------ Information supplied
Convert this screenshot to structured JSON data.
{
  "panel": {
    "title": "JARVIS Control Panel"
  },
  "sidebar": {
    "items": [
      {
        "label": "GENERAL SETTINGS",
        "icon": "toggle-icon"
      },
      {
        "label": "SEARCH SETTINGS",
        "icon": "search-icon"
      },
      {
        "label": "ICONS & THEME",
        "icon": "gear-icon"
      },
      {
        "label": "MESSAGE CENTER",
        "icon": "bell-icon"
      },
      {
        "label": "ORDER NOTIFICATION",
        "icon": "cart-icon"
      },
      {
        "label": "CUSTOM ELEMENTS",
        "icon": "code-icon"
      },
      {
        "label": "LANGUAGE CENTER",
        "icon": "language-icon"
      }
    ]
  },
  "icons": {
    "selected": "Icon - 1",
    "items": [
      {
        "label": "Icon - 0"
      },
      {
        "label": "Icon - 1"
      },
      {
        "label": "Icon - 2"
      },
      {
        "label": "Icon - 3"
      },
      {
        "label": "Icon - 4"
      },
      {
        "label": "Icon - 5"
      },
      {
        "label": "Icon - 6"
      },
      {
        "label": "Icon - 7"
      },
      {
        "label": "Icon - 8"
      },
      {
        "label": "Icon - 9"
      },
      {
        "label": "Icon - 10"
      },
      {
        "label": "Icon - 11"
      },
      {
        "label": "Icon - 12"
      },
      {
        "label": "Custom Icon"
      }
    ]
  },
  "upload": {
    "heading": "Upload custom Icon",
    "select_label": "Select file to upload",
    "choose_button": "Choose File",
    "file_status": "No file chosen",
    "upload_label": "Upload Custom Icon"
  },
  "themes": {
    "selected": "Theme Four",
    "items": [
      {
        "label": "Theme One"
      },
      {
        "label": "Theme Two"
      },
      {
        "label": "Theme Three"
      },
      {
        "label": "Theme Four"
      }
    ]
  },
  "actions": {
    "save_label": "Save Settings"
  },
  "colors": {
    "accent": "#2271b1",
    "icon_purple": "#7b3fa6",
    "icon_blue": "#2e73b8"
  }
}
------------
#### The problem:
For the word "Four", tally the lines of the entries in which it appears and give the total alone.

#### Solution to the exercise:
2